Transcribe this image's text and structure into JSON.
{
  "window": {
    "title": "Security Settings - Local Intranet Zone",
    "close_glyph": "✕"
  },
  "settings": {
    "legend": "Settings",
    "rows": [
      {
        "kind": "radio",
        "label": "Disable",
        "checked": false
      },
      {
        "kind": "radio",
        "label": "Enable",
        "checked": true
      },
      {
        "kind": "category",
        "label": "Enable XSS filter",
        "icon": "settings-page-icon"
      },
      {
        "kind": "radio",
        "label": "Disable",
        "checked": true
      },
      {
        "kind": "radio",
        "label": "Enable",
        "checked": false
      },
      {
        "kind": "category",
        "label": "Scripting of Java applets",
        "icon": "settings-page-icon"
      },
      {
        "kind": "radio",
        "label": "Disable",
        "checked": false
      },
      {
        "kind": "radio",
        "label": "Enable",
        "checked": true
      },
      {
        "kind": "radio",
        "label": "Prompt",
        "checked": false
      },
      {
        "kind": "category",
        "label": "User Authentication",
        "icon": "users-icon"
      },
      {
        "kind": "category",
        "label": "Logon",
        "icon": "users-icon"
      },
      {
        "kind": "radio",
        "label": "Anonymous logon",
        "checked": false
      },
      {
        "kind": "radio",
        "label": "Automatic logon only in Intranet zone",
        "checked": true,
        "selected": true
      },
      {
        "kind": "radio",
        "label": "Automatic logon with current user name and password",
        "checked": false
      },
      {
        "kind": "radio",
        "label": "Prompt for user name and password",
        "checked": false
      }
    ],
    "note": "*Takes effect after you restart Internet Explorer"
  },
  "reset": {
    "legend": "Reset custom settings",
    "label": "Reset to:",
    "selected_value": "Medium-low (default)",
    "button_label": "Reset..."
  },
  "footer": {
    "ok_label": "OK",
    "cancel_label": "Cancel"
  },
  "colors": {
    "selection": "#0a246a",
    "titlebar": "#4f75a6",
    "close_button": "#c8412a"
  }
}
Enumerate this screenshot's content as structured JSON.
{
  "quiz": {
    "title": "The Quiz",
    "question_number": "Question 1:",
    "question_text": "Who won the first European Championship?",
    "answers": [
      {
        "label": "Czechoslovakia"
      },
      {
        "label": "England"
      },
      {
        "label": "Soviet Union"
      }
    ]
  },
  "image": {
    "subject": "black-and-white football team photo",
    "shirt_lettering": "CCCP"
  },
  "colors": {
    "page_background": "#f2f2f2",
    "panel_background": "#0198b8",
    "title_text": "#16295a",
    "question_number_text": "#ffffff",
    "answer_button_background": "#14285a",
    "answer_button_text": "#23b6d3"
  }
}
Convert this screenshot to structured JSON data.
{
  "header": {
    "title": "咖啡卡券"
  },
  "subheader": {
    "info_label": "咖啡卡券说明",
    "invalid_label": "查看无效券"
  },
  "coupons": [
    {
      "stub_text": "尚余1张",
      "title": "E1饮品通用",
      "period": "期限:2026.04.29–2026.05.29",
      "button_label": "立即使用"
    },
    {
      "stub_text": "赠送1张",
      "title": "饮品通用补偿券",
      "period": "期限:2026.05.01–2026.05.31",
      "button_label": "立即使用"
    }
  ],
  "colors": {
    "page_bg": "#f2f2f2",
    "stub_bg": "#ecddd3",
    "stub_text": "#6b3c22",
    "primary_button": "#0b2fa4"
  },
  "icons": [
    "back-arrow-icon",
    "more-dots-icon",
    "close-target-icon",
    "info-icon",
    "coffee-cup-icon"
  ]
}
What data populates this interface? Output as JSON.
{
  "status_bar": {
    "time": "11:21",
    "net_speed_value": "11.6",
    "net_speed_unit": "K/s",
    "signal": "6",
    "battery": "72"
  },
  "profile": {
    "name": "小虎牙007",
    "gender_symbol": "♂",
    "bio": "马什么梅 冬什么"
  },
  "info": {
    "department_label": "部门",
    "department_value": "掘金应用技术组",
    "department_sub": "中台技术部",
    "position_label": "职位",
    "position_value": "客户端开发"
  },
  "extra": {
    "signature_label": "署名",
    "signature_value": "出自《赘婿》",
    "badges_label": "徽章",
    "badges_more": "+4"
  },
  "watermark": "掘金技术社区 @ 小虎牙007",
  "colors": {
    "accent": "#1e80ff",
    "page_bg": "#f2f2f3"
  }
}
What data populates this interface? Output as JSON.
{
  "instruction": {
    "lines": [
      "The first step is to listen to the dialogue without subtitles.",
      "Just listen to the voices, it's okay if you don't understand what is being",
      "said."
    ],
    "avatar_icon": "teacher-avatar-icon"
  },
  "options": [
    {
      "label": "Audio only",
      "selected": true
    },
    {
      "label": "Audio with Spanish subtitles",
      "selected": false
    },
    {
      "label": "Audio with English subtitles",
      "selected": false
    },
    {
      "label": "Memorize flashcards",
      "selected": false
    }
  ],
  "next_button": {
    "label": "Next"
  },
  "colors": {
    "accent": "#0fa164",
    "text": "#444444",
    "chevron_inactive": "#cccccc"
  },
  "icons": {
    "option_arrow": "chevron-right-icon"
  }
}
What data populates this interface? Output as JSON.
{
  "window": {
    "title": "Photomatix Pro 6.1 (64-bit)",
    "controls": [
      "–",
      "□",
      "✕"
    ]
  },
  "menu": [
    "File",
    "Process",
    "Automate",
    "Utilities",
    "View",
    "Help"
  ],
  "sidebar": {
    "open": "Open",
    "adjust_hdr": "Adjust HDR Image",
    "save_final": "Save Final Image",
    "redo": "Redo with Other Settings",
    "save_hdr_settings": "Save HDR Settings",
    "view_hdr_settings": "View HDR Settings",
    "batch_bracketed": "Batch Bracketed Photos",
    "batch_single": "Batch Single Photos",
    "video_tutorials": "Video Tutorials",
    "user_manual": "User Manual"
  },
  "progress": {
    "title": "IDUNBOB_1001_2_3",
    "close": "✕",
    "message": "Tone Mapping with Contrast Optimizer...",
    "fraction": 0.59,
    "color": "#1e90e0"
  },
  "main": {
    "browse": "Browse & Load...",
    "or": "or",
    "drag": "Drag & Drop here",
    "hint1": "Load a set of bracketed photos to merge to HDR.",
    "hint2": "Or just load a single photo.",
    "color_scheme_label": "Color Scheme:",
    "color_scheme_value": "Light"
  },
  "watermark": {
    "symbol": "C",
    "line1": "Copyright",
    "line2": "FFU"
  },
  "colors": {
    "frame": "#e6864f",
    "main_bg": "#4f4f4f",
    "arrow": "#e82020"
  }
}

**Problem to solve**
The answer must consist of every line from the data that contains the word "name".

**Expected answer**
        "label": "Automatic logon with current user name and password",
        "label": "Prompt for user name and password",
    "name": "小虎牙007",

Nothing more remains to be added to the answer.